Pac-12 Morning Five: 12.05.11 EditionPosted by AMurawa on December 5th, 2011
- It was another busy weekend for Pac-12 basketball teams, and replicating previous weeks, it was another weekend piled high with losses and roster turnover. To kick things off with relatively happy news, USC had expected sophomore forward Dewayne Dedmon to miss four to six weeks with a stress fracture. As it turned out, it was closer to four to six days that Dedmon missed, as he returned to action Saturday when the Trojans traveled to Minnesota, losing 55-40. Dedmon showed up to the game with a boot on his right foot, but played anyway, and although he didn’t contribute much worthwhile, for a roster that needs all the warm bodies it can get, his return is welcome.
- Okay, enough with the marginally good news; on to the carnage. In Arizona, we can officially close the books on Sidiki Johnson’s run as a Wildcat. Career totals: seven minutes, one point, two rebounds. In news that surprises no one, the university announced Sunday that Johnson has left the program and will transfer out. Meanwhile, up in Berkeley on Saturday, California announced the indefinite suspension of sophomore forward Richard Solomon for behavior “contrary to university and athletic department values.” He didn’t travel with the Golden Bears to San Diego on Sunday, as Cal dropped a one-point game to San Diego State.
- We knew well before the season started that this year’s Utah squad would be bad. On Saturday, a 30-point loss to Fresno State dropped the Utes to 1-6, the worst start in the history of the basketball program. The team’s lone win was a 58-55 squeaker over San Diego Christian, a NAIA team that isn’t even much good at that level. Fresno State had previously lost to teams like Texas-San Antonio, Manhattan and North Dakota State, meaning the Utes didn’t even get blown out by a good team. We’ll continue to keep an eye on this squad and root for them to get a win here and there, but it is an awful shame that for the school’s first year in a major conference, they have to be cursed with the worst team in the history of the school.

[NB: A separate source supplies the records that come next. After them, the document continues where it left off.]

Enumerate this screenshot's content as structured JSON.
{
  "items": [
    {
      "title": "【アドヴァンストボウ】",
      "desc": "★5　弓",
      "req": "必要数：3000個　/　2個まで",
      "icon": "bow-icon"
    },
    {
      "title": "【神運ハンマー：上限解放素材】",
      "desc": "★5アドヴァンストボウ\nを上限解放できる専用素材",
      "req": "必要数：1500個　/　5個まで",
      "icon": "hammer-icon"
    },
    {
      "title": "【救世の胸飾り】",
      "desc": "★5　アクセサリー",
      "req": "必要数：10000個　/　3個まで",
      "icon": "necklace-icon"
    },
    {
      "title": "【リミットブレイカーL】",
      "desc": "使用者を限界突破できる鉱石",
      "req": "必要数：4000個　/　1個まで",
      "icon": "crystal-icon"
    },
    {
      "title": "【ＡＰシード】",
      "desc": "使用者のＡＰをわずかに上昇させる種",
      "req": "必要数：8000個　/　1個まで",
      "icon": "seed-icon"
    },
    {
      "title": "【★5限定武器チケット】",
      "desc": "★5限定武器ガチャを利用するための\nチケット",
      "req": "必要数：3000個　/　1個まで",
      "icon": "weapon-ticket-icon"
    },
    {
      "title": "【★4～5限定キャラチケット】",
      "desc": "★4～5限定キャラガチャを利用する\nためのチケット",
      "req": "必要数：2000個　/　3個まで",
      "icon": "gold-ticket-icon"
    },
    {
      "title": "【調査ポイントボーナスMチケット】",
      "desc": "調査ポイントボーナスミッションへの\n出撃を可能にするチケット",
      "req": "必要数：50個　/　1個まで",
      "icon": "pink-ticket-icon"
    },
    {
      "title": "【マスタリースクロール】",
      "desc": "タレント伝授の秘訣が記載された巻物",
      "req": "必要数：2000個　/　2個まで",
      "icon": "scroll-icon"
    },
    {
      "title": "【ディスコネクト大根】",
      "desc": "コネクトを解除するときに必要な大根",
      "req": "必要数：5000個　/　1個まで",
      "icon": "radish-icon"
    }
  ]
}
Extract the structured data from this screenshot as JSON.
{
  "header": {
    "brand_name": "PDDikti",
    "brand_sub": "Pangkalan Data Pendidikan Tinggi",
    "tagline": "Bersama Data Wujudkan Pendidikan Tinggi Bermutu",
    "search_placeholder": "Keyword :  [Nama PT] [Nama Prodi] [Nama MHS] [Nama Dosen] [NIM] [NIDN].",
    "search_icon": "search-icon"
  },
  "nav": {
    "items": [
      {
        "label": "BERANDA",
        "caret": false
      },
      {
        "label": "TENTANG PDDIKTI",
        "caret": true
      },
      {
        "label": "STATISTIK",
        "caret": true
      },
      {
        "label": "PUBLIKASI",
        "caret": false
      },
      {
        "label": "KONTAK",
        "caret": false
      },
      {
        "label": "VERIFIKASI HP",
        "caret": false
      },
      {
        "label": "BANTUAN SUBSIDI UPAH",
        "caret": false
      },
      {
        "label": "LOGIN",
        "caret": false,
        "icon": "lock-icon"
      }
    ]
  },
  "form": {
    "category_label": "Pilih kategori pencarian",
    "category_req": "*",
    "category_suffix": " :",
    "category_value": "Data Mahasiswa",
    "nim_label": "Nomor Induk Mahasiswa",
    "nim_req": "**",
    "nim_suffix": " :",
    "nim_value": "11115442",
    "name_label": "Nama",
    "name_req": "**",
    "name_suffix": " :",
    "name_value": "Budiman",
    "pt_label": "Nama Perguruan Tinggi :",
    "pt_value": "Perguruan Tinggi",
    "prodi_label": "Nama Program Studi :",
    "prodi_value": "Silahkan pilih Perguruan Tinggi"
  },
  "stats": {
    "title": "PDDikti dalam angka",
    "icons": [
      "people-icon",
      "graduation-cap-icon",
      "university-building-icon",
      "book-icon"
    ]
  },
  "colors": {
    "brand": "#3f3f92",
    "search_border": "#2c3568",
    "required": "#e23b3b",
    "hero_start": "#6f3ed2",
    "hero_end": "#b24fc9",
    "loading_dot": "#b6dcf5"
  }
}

- Okay, enough negatives. There were some positives around the conference this weekend (and yes, this means I won’t even mention Washington’s overtime loss to Nevada or UCLA folding like a tent against Texas). To begin with, Arizona State played its first true road game of the season on Saturday, and came away with a 67-64 win against a Tulsa squad in the middle of an absolutely brutal stretch in their schedule. Still, give credit to the Sun Devils who saw sophomore Keala King notch 18 points, four assists and three steals (nevermind the six turnovers) to lead the team, while junior center Ruslan Pateev scored as many points Saturday as he had in the previous six games combined. ASU was helped by the Golden Hurricane missing six of their nine free throw attempts in the last four minutes, but still, a win is a win. And, just to get ASU fans’ hopes up, the university expects to hear about Jahii Carson’s eligibility on Monday.
- There were a couple more big wins this weekend, the first one a literal big win, as Washington State crushed Eastern Washington by 26 points behind 20 points and 13 rebounds from senior center Charlie Enquist. WSU has won its last two games by a total of 58 points, holding its two opponents to an effective field goal percentage below 30%. Enquist, who had scored a total of 50 points and grabbed 41 rebounds in his 54 total games prior to this season, had career highs in virtually every category on the stat sheet. A more impressive win for the conference came Sunday afternoon, when Stanford rallied from a 12-point second half deficit to defeat North Carolina State. Josh Owens led the way for the Cardinal (now 8-1 and knocking on the door of the Top 25) with 19 points and seven rebounds, while freshman guard Chasson Randle continued his strong run, scoring 16 points, grabbing six rebounds and playing some smothering defense during the Cardinal’s second half run. Stanford now takes nearly two weeks off as their student-athletes deal with finals.